What are the implications for fertility and pregnancy?
Women with ulcerative colitis who are planning pregnancy should discuss this with their physician. In general, women with ulcerative colitis that is under control have similar fertility rates and birth outcomes to women without this condition. Women experiencing fertility issues who have a male partner taking sulfasalazine should consider tests of sperm count, as this drug can reversibly lower sperm counts. There have been some studies that suggest men taking azathioprine or 6-MP have a higher rate of birth defects in their offspring, but this has not been convincingly confirmed.
In general, women with well-controlled ulcerative colitis appear to have similar birth outcomes to women without the disease. Some studies have shown an increased risk of premature birth (before 37 weeks) and low-birth weight infants. It is felt that those women with active disease are at greatest risk for these negative outcomes. For women with ulcerative colitis, we recommend that the disease be in remission and that patients discuss their plans for pregnancy with their physician before attempting to conceive. We also recommend consultation with a high-risk obstetrician in a number of cases.
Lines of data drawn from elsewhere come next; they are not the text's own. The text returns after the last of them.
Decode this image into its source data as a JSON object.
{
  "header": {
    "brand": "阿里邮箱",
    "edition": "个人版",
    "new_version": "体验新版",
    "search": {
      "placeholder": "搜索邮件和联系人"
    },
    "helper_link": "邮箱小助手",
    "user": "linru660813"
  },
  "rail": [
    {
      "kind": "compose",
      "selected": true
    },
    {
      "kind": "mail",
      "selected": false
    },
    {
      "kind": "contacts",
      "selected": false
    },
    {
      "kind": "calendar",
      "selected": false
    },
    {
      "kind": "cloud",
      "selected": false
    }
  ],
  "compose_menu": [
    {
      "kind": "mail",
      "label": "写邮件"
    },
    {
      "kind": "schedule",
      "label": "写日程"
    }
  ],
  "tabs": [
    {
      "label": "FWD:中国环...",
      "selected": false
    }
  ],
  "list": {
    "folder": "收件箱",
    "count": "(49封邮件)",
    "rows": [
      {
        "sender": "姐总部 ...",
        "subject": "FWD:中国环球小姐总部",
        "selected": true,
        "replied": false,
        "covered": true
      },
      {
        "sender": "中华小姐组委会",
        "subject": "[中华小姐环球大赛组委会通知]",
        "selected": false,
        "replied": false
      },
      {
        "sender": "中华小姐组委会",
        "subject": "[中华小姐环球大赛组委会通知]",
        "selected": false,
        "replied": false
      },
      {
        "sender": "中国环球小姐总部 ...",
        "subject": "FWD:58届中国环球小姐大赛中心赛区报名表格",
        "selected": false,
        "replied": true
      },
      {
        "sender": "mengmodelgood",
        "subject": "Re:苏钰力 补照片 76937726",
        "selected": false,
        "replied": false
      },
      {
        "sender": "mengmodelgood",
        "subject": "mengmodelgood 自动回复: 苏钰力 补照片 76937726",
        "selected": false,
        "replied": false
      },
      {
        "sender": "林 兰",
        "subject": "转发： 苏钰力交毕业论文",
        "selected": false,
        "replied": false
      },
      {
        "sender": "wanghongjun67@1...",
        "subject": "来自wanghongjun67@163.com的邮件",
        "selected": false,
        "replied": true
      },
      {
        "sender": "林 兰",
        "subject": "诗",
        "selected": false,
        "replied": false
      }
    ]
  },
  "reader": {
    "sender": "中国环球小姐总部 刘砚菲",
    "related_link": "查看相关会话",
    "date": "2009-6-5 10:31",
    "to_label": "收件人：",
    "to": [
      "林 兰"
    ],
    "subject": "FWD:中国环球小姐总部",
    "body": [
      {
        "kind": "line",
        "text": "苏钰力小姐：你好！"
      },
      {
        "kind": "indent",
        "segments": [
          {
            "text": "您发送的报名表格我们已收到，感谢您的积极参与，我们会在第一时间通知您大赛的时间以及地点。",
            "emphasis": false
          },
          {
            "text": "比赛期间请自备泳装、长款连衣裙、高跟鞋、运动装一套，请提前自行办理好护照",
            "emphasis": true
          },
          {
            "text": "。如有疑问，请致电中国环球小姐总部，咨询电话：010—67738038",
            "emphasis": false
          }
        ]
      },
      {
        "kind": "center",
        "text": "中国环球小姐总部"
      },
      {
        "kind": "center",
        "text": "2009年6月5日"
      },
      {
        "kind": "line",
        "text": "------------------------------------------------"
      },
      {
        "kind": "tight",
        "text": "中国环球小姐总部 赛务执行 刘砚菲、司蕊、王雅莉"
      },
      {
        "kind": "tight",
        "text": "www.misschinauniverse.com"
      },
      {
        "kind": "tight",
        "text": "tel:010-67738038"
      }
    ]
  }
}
The risk of a disease flare during pregnancy is similar to the non-pregnant population. As mentioned, it is important to maintain the disease in remission prior to attempting pregnancy, as there may be a higher risk of low birth weights infants in women with active disease due to pre-term labor. It is important that patients are not undertreated simply because she is pregnant. In fact, the same treatment principles apply to pregnant and nonpregnant patients alike. Most studies of women who were pregnant while taking either 5-ASA, azathioprine/6MP, steroids, cyclosporin, or anti-TNF therapy have not shown an increase risk of birth defects or detrimental birth outcomes. Thus, continuing those medications that keep the disease quiet is important in women prior to and throughout the pregnancy.